Segment Start: SUPPLIED MATERIAL
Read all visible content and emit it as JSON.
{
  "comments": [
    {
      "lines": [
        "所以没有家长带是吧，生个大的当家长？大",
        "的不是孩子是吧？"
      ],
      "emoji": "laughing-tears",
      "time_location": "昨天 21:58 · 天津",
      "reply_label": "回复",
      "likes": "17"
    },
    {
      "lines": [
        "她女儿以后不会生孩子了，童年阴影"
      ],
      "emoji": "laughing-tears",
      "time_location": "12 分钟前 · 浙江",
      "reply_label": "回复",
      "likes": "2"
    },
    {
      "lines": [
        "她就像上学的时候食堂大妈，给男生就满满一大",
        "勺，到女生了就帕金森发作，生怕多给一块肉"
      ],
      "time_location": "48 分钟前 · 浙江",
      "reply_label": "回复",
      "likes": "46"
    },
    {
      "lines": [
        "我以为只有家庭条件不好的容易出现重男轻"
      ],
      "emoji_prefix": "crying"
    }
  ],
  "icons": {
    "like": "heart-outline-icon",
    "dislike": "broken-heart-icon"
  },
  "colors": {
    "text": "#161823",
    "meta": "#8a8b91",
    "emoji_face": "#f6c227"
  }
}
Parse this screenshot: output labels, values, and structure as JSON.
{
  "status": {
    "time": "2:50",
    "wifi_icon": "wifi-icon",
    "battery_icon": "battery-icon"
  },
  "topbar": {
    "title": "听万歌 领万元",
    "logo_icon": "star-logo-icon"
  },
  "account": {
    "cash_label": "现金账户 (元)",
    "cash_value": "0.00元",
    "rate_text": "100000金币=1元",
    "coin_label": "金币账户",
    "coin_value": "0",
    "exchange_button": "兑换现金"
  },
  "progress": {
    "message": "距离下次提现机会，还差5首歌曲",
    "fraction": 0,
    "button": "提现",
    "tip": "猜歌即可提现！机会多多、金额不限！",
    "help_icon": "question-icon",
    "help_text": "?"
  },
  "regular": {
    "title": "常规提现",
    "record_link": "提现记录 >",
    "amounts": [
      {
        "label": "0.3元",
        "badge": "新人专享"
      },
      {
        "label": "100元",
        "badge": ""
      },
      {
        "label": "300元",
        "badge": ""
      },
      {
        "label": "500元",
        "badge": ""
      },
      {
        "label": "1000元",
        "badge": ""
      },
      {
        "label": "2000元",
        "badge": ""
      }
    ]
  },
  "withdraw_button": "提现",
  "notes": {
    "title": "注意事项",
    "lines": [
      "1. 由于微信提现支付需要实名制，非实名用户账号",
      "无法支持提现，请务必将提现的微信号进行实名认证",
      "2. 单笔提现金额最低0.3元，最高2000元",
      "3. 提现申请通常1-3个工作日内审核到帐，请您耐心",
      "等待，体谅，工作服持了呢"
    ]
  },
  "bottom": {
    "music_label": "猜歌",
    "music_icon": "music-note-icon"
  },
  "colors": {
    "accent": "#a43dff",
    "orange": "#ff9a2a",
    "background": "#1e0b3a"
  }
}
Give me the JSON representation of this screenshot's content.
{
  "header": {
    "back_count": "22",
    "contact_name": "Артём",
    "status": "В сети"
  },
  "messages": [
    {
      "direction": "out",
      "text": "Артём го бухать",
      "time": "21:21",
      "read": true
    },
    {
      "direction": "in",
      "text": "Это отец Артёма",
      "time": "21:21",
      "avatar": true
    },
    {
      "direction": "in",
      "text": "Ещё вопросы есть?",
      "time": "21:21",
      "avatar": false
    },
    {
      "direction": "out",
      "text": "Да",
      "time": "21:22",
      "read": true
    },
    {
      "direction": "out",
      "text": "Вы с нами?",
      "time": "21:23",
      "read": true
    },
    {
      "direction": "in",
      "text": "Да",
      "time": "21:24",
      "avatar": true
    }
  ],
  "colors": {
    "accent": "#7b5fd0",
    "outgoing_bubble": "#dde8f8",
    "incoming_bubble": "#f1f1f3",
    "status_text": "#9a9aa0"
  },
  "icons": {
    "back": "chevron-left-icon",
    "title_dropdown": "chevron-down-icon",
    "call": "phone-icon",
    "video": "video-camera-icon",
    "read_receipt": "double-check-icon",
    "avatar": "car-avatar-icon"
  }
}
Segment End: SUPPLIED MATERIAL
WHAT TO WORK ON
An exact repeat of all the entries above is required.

ANSWER FOR THIS EXERCISE
Read all visible content and emit it as JSON.
{
  "comments": [
    {
      "lines": [
        "所以没有家长带是吧，生个大的当家长？大",
        "的不是孩子是吧？"
      ],
      "emoji": "laughing-tears",
      "time_location": "昨天 21:58 · 天津",
      "reply_label": "回复",
      "likes": "17"
    },
    {
      "lines": [
        "她女儿以后不会生孩子了，童年阴影"
      ],
      "emoji": "laughing-tears",
      "time_location": "12 分钟前 · 浙江",
      "reply_label": "回复",
      "likes": "2"
    },
    {
      "lines": [
        "她就像上学的时候食堂大妈，给男生就满满一大",
        "勺，到女生了就帕金森发作，生怕多给一块肉"
      ],
      "time_location": "48 分钟前 · 浙江",
      "reply_label": "回复",
      "likes": "46"
    },
    {
      "lines": [
        "我以为只有家庭条件不好的容易出现重男轻"
      ],
      "emoji_prefix": "crying"
    }
  ],
  "icons": {
    "like": "heart-outline-icon",
    "dislike": "broken-heart-icon"
  },
  "colors": {
    "text": "#161823",
    "meta": "#8a8b91",
    "emoji_face": "#f6c227"
  }
}
Parse this screenshot: output labels, values, and structure as JSON.
{
  "status": {
    "time": "2:50",
    "wifi_icon": "wifi-icon",
    "battery_icon": "battery-icon"
  },
  "topbar": {
    "title": "听万歌 领万元",
    "logo_icon": "star-logo-icon"
  },
  "account": {
    "cash_label": "现金账户 (元)",
    "cash_value": "0.00元",
    "rate_text": "100000金币=1元",
    "coin_label": "金币账户",
    "coin_value": "0",
    "exchange_button": "兑换现金"
  },
  "progress": {
    "message": "距离下次提现机会，还差5首歌曲",
    "fraction": 0,
    "button": "提现",
    "tip": "猜歌即可提现！机会多多、金额不限！",
    "help_icon": "question-icon",
    "help_text": "?"
  },
  "regular": {
    "title": "常规提现",
    "record_link": "提现记录 >",
    "amounts": [
      {
        "label": "0.3元",
        "badge": "新人专享"
      },
      {
        "label": "100元",
        "badge": ""
      },
      {
        "label": "300元",
        "badge": ""
      },
      {
        "label": "500元",
        "badge": ""
      },
      {
        "label": "1000元",
        "badge": ""
      },
      {
        "label": "2000元",
        "badge": ""
      }
    ]
  },
  "withdraw_button": "提现",
  "notes": {
    "title": "注意事项",
    "lines": [
      "1. 由于微信提现支付需要实名制，非实名用户账号",
      "无法支持提现，请务必将提现的微信号进行实名认证",
      "2. 单笔提现金额最低0.3元，最高2000元",
      "3. 提现申请通常1-3个工作日内审核到帐，请您耐心",
      "等待，体谅，工作服持了呢"
    ]
  },
  "bottom": {
    "music_label": "猜歌",
    "music_icon": "music-note-icon"
  },
  "colors": {
    "accent": "#a43dff",
    "orange": "#ff9a2a",
    "background": "#1e0b3a"
  }
}
Give me the JSON representation of this screenshot's content.
{
  "header": {
    "back_count": "22",
    "contact_name": "Артём",
    "status": "В сети"
  },
  "messages": [
    {
      "direction": "out",
      "text": "Артём го бухать",
      "time": "21:21",
      "read": true
    },
    {
      "direction": "in",
      "text": "Это отец Артёма",
      "time": "21:21",
      "avatar": true
    },
    {
      "direction": "in",
      "text": "Ещё вопросы есть?",
      "time": "21:21",
      "avatar": false
    },
    {
      "direction": "out",
      "text": "Да",
      "time": "21:22",
      "read": true
    },
    {
      "direction": "out",
      "text": "Вы с нами?",
      "time": "21:23",
      "read": true
    },
    {
      "direction": "in",
      "text": "Да",
      "time": "21:24",
      "avatar": true
    }
  ],
  "colors": {
    "accent": "#7b5fd0",
    "outgoing_bubble": "#dde8f8",
    "incoming_bubble": "#f1f1f3",
    "status_text": "#9a9aa0"
  },
  "icons": {
    "back": "chevron-left-icon",
    "title_dropdown": "chevron-down-icon",
    "call": "phone-icon",
    "video": "video-camera-icon",
    "read_receipt": "double-check-icon",
    "avatar": "car-avatar-icon"
  }
}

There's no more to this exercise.